The outbreak of COVID-19 provoked a myriad of intriguing sentiments among my friends, me, and others, including a cringey fascination and an ambivalent kind of Eros brought on by the feeling of doomsday. These sentiments changed rapidly into sheer fear and anxiety of the sinister and unfamiliar present time (and future) and provided fertile ground for the emergence and enhancement of nostalgic feelings and practices. Nostalgia (from Greek – nóstos: homecoming, álgos: pain, ache) is defined as missing the past and clinging to it in an idealized and nonjudgmental manner.
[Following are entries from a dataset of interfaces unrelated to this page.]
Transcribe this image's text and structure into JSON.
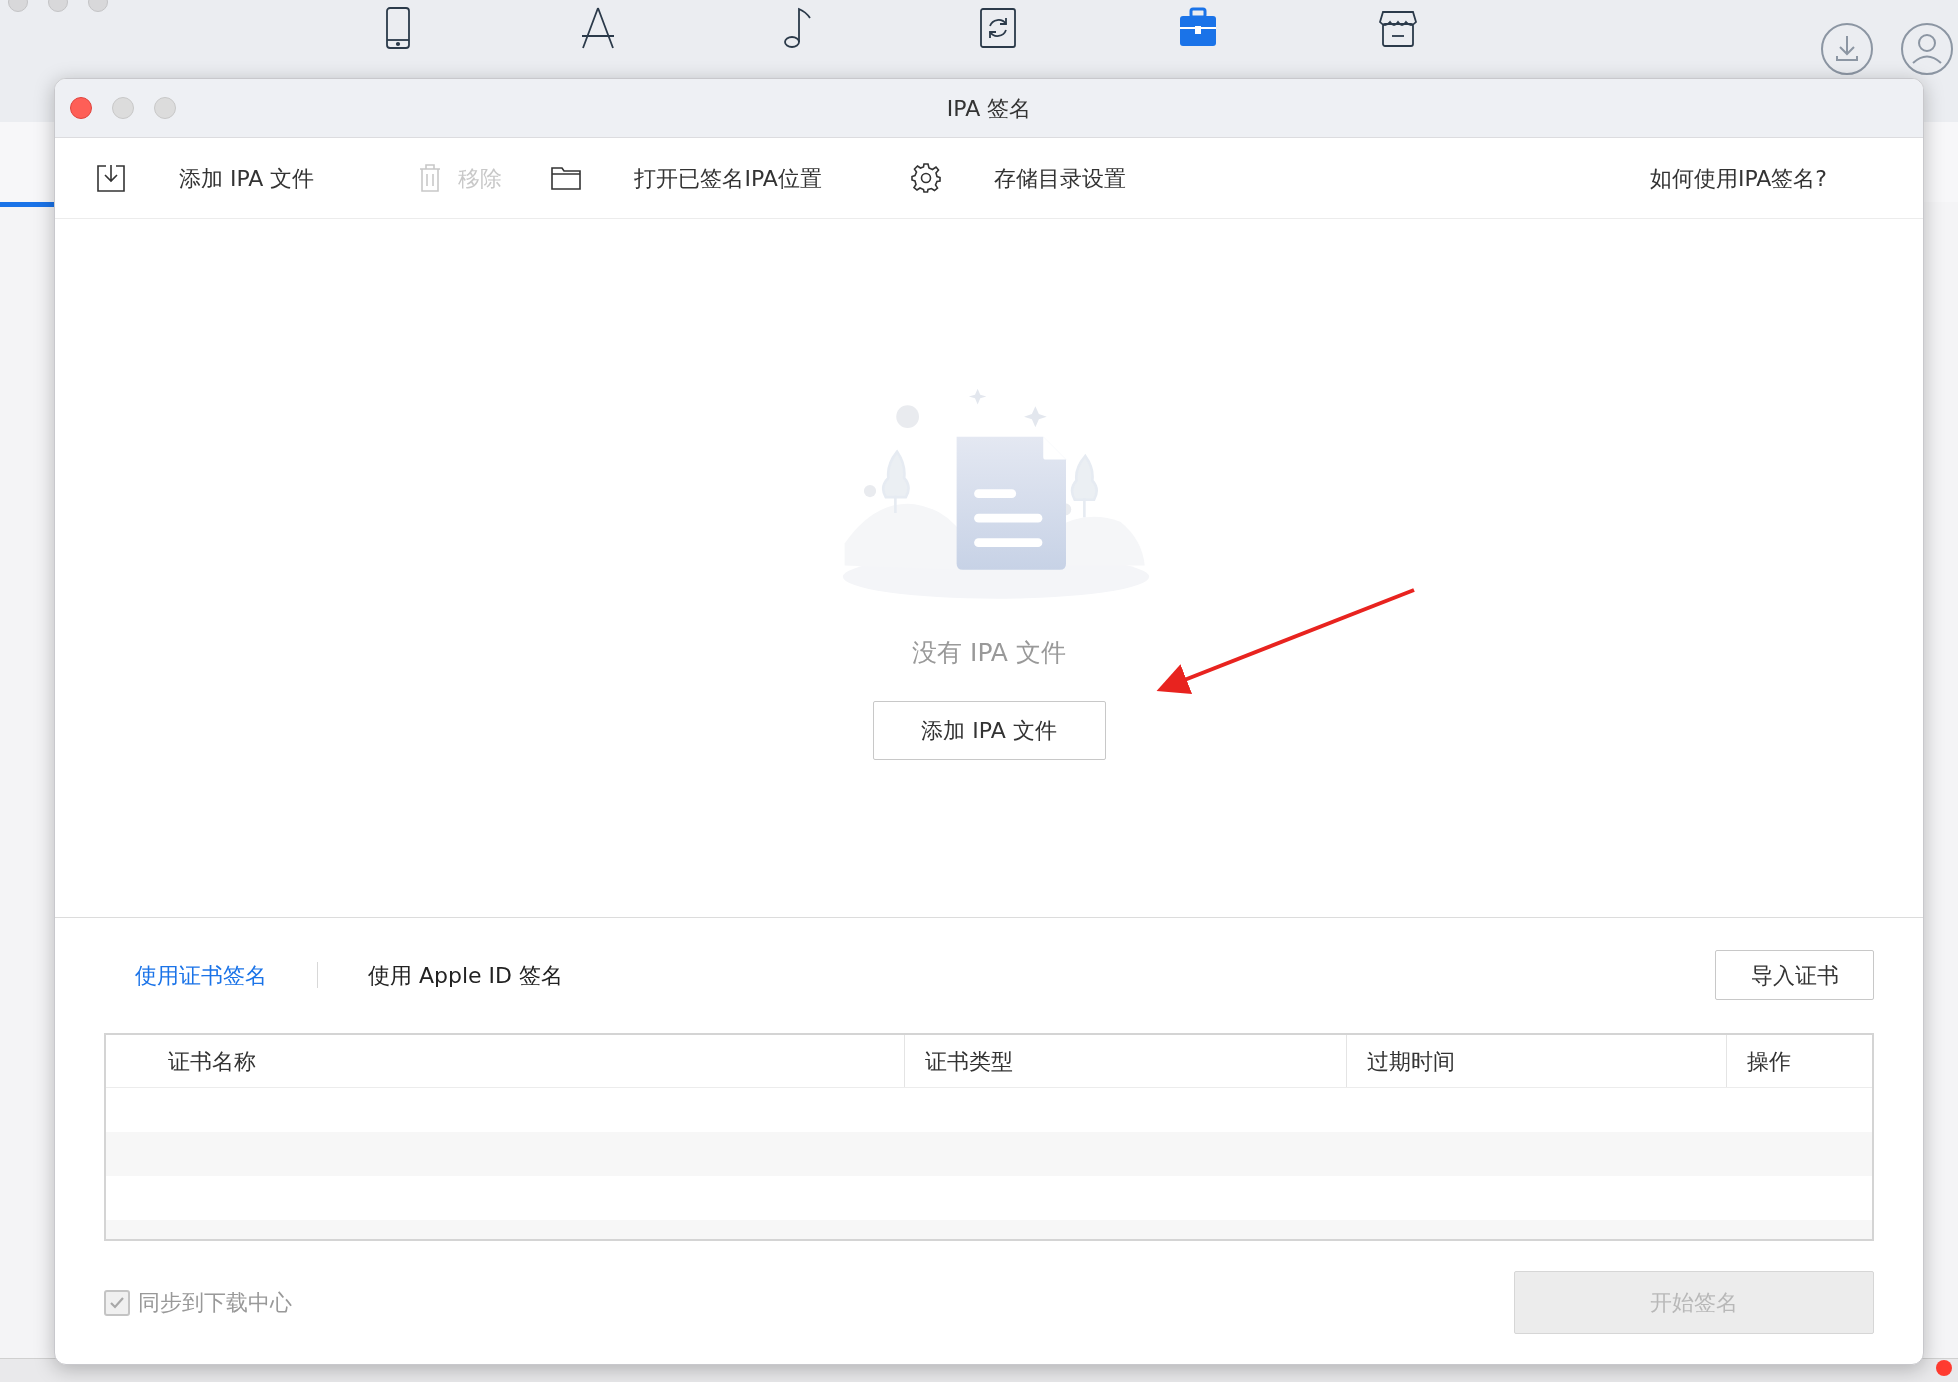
{
  "app_toolbar": {
    "items": [
      {
        "kind": "phone",
        "selected": false
      },
      {
        "kind": "appstore",
        "selected": false
      },
      {
        "kind": "music",
        "selected": false
      },
      {
        "kind": "flash",
        "selected": false
      },
      {
        "kind": "toolbox",
        "selected": true
      },
      {
        "kind": "store",
        "selected": false
      }
    ]
  },
  "dialog": {
    "title": "IPA 签名",
    "toolbar": [
      {
        "kind": "import",
        "label": "添加 IPA 文件",
        "disabled": false
      },
      {
        "kind": "trash",
        "label": "移除",
        "disabled": true
      },
      {
        "kind": "folder",
        "label": "打开已签名IPA位置",
        "disabled": false
      },
      {
        "kind": "gear",
        "label": "存储目录设置",
        "disabled": false
      }
    ],
    "help_link": "如何使用IPA签名?",
    "empty_state": {
      "message": "没有 IPA 文件",
      "button": "添加 IPA 文件"
    },
    "sign_tabs": [
      {
        "label": "使用证书签名",
        "selected": true
      },
      {
        "label": "使用 Apple ID 签名",
        "selected": false
      }
    ],
    "import_button": "导入证书",
    "table": {
      "columns": [
        "证书名称",
        "证书类型",
        "过期时间",
        "操作"
      ]
    },
    "sync_checkbox": {
      "label": "同步到下载中心",
      "checked": true,
      "disabled": true
    },
    "start_button": {
      "label": "开始签名",
      "disabled": true
    }
  }
}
As such, nostalgia acts many times as a way to cope with a crisis-ridden reality, when the individual yearns for the past — perceived as “simple” — in the face of a chaotic and incomprehensible present.
The Coronavirus outbreak has had an impact on cities and populations all over the world. Although the virus itself is only a tiny, invisible thing, it has set a challenge for humanity: public spaces in cities have become empty, airports are closed, prayers have been cancelled and people are told to stay home for the first time in our lifetime. As cities are not meant to only satisfy basic human needs but provide crucial physical and social environments for human interaction, the changes the virus has brought to urban spaces have left stark impressions on their inhabitants and vice versa. Our daily habits influence our lives, and the way we act and interact reforms our built environment.
"Ich bin die 'Fremde', die 'heute kommt und morgen bleibt.' (Simmel, 1992: 764). In Zeiten der Corona-Krise fühle ich mich als Südkoreanerin in Deutschland noch fremder, doch gleichzeitig fühle ich mich als in Deutschland lebende Südkoreanerin auch fremd, wenn ich mit meinen Freunden in Korea kommuniziere." Kayoon Kim berichtet über den unterschiedlichen Umgang mit Corona in Südkorea und Deutschland.
Covid19 takes a toll on everyone's life and routines, affecting the vulnerable and (to a lesser extent) even the privileged who always got around disasters in one way or another. At the level of everyday life, the spatial and temporal patterns of movement are changing, forming in their own way a pandemic choreography that reflects the societal conditions under Corona. This post by Martin Schinagl maps and reflects on these changes.